**Task instructions**
Figure out how many lines of the material below contain the word "name". Answer with the number only.

**Records for the exercise**
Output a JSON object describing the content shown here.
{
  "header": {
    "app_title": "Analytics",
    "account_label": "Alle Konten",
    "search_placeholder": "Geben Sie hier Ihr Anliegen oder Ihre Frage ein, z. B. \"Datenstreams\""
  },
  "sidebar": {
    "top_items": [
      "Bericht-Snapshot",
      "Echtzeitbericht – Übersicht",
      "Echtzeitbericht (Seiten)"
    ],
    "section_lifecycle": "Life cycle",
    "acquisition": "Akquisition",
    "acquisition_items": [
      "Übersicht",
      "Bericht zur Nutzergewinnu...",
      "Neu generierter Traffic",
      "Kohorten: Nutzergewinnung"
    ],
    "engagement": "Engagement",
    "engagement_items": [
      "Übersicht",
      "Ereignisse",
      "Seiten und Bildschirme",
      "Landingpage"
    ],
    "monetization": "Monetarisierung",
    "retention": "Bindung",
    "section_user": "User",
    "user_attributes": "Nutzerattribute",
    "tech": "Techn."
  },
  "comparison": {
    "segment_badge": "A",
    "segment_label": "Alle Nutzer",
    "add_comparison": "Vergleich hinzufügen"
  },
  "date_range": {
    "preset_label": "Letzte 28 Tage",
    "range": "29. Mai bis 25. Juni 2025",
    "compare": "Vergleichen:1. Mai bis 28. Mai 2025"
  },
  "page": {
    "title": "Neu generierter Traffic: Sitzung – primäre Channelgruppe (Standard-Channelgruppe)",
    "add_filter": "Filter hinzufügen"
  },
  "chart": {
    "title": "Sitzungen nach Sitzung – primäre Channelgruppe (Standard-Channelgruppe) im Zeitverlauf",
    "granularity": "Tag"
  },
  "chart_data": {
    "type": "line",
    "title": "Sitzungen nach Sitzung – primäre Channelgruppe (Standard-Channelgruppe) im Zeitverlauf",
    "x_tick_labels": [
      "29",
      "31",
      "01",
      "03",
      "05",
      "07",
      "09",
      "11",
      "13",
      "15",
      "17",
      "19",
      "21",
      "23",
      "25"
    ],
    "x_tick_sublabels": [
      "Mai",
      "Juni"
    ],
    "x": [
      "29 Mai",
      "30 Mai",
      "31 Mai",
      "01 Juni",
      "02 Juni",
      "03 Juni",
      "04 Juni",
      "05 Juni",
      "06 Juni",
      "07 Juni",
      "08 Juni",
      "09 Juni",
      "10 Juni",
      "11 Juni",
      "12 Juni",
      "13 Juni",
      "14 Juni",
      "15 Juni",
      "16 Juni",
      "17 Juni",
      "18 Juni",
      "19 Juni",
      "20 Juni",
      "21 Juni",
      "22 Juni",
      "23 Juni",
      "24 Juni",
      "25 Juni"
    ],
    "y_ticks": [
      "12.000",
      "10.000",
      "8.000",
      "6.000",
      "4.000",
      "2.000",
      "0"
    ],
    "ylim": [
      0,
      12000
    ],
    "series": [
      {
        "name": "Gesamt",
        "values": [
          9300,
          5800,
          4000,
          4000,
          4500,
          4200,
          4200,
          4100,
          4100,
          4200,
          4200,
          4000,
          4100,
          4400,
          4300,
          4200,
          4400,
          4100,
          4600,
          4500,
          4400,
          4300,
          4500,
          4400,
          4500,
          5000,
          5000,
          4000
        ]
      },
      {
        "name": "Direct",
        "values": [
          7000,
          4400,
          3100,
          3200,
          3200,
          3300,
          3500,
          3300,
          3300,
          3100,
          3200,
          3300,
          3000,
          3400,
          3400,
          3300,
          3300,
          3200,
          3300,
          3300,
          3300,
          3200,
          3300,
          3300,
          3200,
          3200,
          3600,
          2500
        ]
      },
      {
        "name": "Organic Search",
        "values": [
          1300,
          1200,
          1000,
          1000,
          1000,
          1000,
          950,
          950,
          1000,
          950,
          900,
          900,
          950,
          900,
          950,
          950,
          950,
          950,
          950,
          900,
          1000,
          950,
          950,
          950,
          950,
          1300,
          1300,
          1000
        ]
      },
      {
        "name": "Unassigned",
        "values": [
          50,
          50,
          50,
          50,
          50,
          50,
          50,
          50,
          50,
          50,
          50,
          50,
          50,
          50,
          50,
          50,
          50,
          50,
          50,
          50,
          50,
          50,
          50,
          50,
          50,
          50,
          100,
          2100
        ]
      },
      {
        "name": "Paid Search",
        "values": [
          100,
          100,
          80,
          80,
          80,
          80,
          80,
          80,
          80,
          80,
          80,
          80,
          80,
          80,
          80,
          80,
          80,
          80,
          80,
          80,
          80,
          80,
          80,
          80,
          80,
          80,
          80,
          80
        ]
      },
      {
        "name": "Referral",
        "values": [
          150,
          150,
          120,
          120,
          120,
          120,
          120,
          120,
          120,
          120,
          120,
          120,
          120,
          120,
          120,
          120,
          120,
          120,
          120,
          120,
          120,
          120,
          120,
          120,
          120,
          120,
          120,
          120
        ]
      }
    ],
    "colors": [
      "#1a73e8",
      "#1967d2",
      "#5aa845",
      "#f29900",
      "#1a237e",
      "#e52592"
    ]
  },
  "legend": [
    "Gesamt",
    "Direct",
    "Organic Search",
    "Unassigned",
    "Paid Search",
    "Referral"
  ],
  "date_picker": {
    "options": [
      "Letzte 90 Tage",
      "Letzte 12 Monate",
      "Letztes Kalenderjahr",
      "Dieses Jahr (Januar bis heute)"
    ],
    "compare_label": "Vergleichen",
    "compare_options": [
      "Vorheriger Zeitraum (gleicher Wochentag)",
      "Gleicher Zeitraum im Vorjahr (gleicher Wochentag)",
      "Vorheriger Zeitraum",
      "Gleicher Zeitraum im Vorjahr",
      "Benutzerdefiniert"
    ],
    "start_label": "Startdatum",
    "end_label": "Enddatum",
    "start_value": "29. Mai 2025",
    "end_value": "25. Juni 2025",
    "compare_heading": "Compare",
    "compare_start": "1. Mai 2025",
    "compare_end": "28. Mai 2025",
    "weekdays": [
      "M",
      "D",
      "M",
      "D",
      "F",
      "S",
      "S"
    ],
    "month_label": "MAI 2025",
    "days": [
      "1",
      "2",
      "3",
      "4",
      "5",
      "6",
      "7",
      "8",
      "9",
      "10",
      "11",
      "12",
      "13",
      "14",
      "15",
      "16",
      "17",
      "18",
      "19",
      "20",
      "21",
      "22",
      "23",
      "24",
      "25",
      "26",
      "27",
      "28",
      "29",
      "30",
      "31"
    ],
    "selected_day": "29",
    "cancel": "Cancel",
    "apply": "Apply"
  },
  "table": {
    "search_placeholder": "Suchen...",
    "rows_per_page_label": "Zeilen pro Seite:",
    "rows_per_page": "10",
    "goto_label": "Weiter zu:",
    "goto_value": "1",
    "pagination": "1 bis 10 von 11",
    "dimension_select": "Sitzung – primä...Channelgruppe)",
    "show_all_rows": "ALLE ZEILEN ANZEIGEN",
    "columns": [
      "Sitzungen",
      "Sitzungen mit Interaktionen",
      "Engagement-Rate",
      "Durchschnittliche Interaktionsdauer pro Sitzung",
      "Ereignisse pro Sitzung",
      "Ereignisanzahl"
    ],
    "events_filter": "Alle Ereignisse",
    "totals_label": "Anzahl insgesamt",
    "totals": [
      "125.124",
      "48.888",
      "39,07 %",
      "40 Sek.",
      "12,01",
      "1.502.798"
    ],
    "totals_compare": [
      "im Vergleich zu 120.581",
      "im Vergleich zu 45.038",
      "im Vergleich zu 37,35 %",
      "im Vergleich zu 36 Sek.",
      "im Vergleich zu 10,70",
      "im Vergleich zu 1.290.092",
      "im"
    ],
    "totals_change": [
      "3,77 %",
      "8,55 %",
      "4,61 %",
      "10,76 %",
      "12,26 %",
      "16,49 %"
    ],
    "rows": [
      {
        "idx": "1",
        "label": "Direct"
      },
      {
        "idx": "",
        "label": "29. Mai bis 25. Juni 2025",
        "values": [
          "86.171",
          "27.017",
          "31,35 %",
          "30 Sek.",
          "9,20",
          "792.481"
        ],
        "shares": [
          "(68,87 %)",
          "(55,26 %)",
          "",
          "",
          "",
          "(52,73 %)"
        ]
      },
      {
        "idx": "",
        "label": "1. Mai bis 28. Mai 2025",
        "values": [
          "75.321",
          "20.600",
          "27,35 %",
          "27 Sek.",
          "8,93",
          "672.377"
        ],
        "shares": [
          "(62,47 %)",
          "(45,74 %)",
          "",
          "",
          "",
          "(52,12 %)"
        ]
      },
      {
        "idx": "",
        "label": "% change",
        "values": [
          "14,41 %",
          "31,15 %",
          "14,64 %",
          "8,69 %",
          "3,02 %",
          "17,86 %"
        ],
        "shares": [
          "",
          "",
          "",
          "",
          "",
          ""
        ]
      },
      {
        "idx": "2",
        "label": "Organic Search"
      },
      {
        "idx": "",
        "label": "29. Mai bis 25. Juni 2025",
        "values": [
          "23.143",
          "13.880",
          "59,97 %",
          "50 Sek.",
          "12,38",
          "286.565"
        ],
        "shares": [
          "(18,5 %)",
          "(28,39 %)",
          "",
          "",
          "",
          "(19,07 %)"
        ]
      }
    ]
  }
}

**Answer to this problem**
6